#15074 Reply

Dianne Adkins

Hi! Lots of players starting to play two strings think it takes playing ‘harder’ to get two strings. This is the first myth I would like to dispel for you as you start working on double-stops. (playing two strings) Since our first instinct is to play heavier, I ask my students to imagine playing the double-stop notes softly, quietly. Try to get a good sound on two strings without pressing the bow. In truth, it is a matter of correct bow angle, not bow weight, when trying to hit two strings at once.
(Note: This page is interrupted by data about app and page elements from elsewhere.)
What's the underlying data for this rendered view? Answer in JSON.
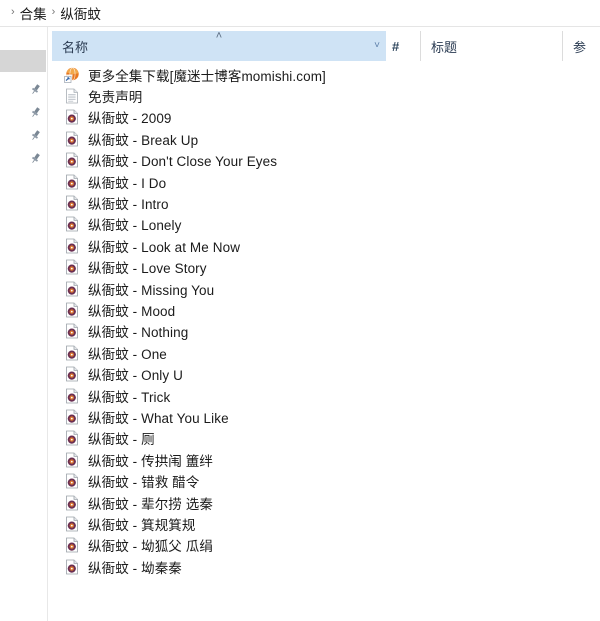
{
  "breadcrumb": {
    "separator": "›",
    "items": [
      {
        "label": "合集"
      },
      {
        "label": "纵衙蚊"
      }
    ]
  },
  "nav_rail": {
    "selected_block": {
      "name": "nav-selected-item"
    },
    "pins": [
      {
        "icon": "pin-icon"
      },
      {
        "icon": "pin-icon"
      },
      {
        "icon": "pin-icon"
      },
      {
        "icon": "pin-icon"
      }
    ]
  },
  "columns": {
    "name": {
      "label": "名称",
      "sort_caret": "˄",
      "dropdown_chevron": "˅"
    },
    "number": {
      "label": "#"
    },
    "title": {
      "label": "标题"
    },
    "extra": {
      "label": "参"
    }
  },
  "files": [
    {
      "icon": "internet-shortcut-icon",
      "name": "更多全集下载[魔迷士博客momishi.com]"
    },
    {
      "icon": "text-document-icon",
      "name": "免责声明"
    },
    {
      "icon": "audio-file-icon",
      "name": "纵衙蚊 - 2009"
    },
    {
      "icon": "audio-file-icon",
      "name": "纵衙蚊 - Break Up"
    },
    {
      "icon": "audio-file-icon",
      "name": "纵衙蚊 - Don't Close Your Eyes"
    },
    {
      "icon": "audio-file-icon",
      "name": "纵衙蚊 - I Do"
    },
    {
      "icon": "audio-file-icon",
      "name": "纵衙蚊 - Intro"
    },
    {
      "icon": "audio-file-icon",
      "name": "纵衙蚊 - Lonely"
    },
    {
      "icon": "audio-file-icon",
      "name": "纵衙蚊 - Look at Me Now"
    },
    {
      "icon": "audio-file-icon",
      "name": "纵衙蚊 - Love Story"
    },
    {
      "icon": "audio-file-icon",
      "name": "纵衙蚊 - Missing You"
    },
    {
      "icon": "audio-file-icon",
      "name": "纵衙蚊 - Mood"
    },
    {
      "icon": "audio-file-icon",
      "name": "纵衙蚊 - Nothing"
    },
    {
      "icon": "audio-file-icon",
      "name": "纵衙蚊 - One"
    },
    {
      "icon": "audio-file-icon",
      "name": "纵衙蚊 - Only U"
    },
    {
      "icon": "audio-file-icon",
      "name": "纵衙蚊 - Trick"
    },
    {
      "icon": "audio-file-icon",
      "name": "纵衙蚊 - What You Like"
    },
    {
      "icon": "audio-file-icon",
      "name": "纵衙蚊 - 厕"
    },
    {
      "icon": "audio-file-icon",
      "name": "纵衙蚊 - 传拱闱 簠绊"
    },
    {
      "icon": "audio-file-icon",
      "name": "纵衙蚊 - 错救 醋令"
    },
    {
      "icon": "audio-file-icon",
      "name": "纵衙蚊 - 辈尔捞 选秦"
    },
    {
      "icon": "audio-file-icon",
      "name": "纵衙蚊 - 箕规箕规"
    },
    {
      "icon": "audio-file-icon",
      "name": "纵衙蚊 - 坳狐父 瓜绢"
    },
    {
      "icon": "audio-file-icon",
      "name": "纵衙蚊 - 坳秦秦"
    }
  ],
  "colors": {
    "header_fill": "#cfe3f5",
    "header_text": "#2a3b52",
    "nav_selected": "#d6d6d6",
    "pin_gray": "#7a8794",
    "divider": "#e8e8e8"
  }
}
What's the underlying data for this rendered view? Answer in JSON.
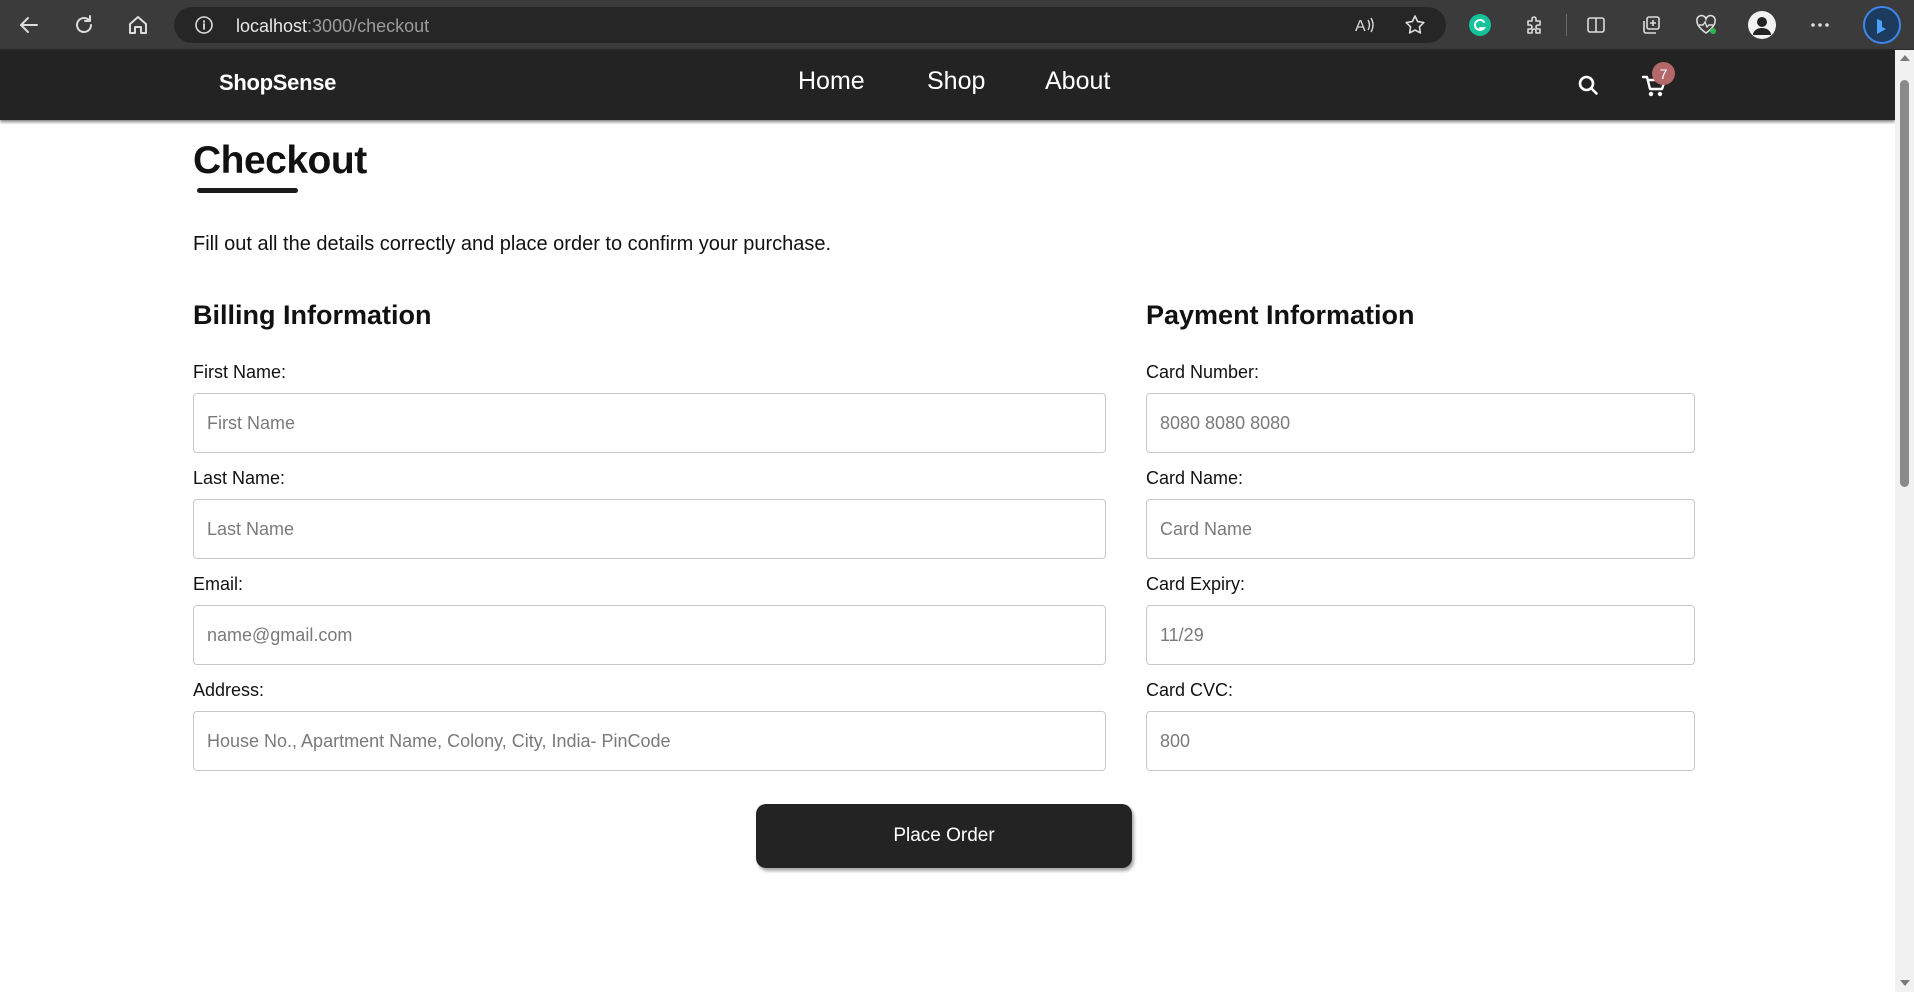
{
  "browser": {
    "url_host": "localhost",
    "url_path": ":3000/checkout",
    "icons": [
      "back-icon",
      "refresh-icon",
      "home-icon",
      "info-icon",
      "read-aloud-icon",
      "favorite-star-icon",
      "grammarly-icon",
      "extensions-icon",
      "split-screen-icon",
      "collections-icon",
      "browser-essentials-icon",
      "profile-avatar-icon",
      "more-menu-icon",
      "bing-copilot-icon"
    ]
  },
  "header": {
    "brand": "ShopSense",
    "nav": [
      "Home",
      "Shop",
      "About"
    ],
    "cart_count": "7",
    "background": "#232323"
  },
  "page": {
    "title": "Checkout",
    "subtitle": "Fill out all the details correctly and place order to confirm your purchase."
  },
  "billing": {
    "title": "Billing Information",
    "fields": [
      {
        "label": "First Name:",
        "placeholder": "First Name"
      },
      {
        "label": "Last Name:",
        "placeholder": "Last Name"
      },
      {
        "label": "Email:",
        "placeholder": "name@gmail.com"
      },
      {
        "label": "Address:",
        "placeholder": "House No., Apartment Name, Colony, City, India- PinCode"
      }
    ]
  },
  "payment": {
    "title": "Payment Information",
    "fields": [
      {
        "label": "Card Number:",
        "placeholder": "8080 8080 8080"
      },
      {
        "label": "Card Name:",
        "placeholder": "Card Name"
      },
      {
        "label": "Card Expiry:",
        "placeholder": "11/29"
      },
      {
        "label": "Card CVC:",
        "placeholder": "800"
      }
    ]
  },
  "actions": {
    "place_order": "Place Order"
  },
  "colors": {
    "browser_chrome": "#3b3b3b",
    "badge": "#b4686a",
    "button": "#232323"
  }
}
If you have music that has double strings, remember the first step in tackling any challenge in your music is to separate the hands. So that means take away the fingering and play only the open strings. At first, just look at the bow as you try to play two strings. You are getting accustomed to the location of plaything them together. You have spent all this time trying NOT to hit two strings. Now you must break that rule. Sometimes this is the hard part at first. Once you get a feel for where your bow needs to be to hit two strings, play the open strings with the written bowing and rhythm. You may need to repeat many times to feel comfortable.

If you can easily locate two strings and play the open strings with the written bowing and rhythm, try adding fingers back now. Remember to play quietly while still maintaining a good tone.

Here are two more tips about playing multiple strings:

1. When you want to play triple-stops, depending on the era in which the music was written and the desired style, sometimes you will roll the bow to play each not individually. But when you are supposed to play a more chord like note, you will find it difficult to hit all three strings together. We are not expected to do that, although some of the more virtuoso pieces may seem to be played all strings at once because it’s going by so fast. So here is what you’re supposed to do. Play the bottom two notes, starting at the frog, using about 1/4 of your bow. Then play the top two notes using the rest of your bow. If you have repeated triple-stops, save your bow, you’re probably going to be playing them all DOWN bow. Remember ‘two and two’, meaning play the bottom two strings first, then the top two strings. So we split them up.

2. Sometimes, whether double- or triple-stops, it is hard to get the fingers on the string between switching notes on multi-strings. The trick is, you do not need to place the fingers down at the same time. In triple string notes, place fingers for the bottom two strings, then place the fingers for the top two strings as you play. For double stops, place fingers in succession. Try placing the bottom string finger first, then the top string finger. Try the reverse. Feel this action as one hand motion once you decide the order in which you will place the fingers. But remember, you don’t have to place them both at once. You can ‘roll’ / place fingers in almost an instant. This is helpful because both hands then, while playing double-stops can think of their tasks as one motion, one note being played, even while two notes are being played together. I hope that makes sense!

If you have more specific questions about the double-stops you are playing in your piece, feel free to ask about them!

There is a good intermediate to advanced set of music etude books called Melodious Double Stops by Josephine Trott, which focuses on playing two strings. Here’s an example of Book I.
Josephine Trott Double Stops